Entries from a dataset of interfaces
● ● ● ●

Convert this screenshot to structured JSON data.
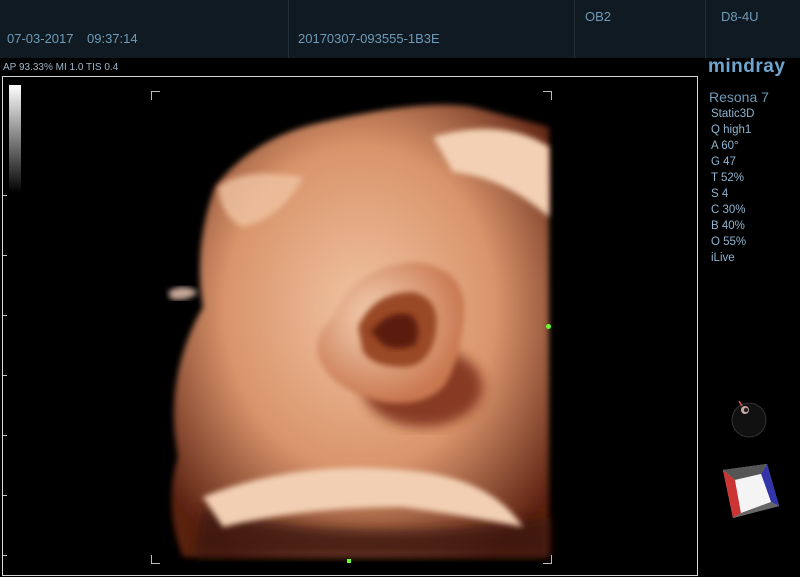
{
  "header": {
    "date": "07-03-2017",
    "time": "09:37:14",
    "patient_id": "20170307-093555-1B3E",
    "exam": "OB2",
    "probe": "D8-4U"
  },
  "info_line": "AP 93.33%  MI 1.0 TIS 0.4",
  "brand": "mindray",
  "model": "Resona 7",
  "params": [
    "Static3D",
    "Q high1",
    "A 60°",
    "G 47",
    "T 52%",
    "S 4",
    "C 30%",
    "B 40%",
    "O 55%",
    "iLive"
  ],
  "icons": {
    "orientation_ball": "orientation-ball-icon",
    "orientation_cube": "orientation-cube-icon"
  },
  "colors": {
    "topbar_bg": "#0f1a22",
    "label_text": "#6f9bb8",
    "brand": "#6fa6cf",
    "marker_green": "#66ff33",
    "skin": "#d9a07d"
  }
}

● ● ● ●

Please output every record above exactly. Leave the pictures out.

Convert this screenshot to structured JSON data.
{
  "header": {
    "date": "07-03-2017",
    "time": "09:37:14",
    "patient_id": "20170307-093555-1B3E",
    "exam": "OB2",
    "probe": "D8-4U"
  },
  "info_line": "AP 93.33%  MI 1.0 TIS 0.4",
  "brand": "mindray",
  "model": "Resona 7",
  "params": [
    "Static3D",
    "Q high1",
    "A 60°",
    "G 47",
    "T 52%",
    "S 4",
    "C 30%",
    "B 40%",
    "O 55%",
    "iLive"
  ],
  "icons": {
    "orientation_ball": "orientation-ball-icon",
    "orientation_cube": "orientation-cube-icon"
  },
  "colors": {
    "topbar_bg": "#0f1a22",
    "label_text": "#6f9bb8",
    "brand": "#6fa6cf",
    "marker_green": "#66ff33",
    "skin": "#d9a07d"
  }
}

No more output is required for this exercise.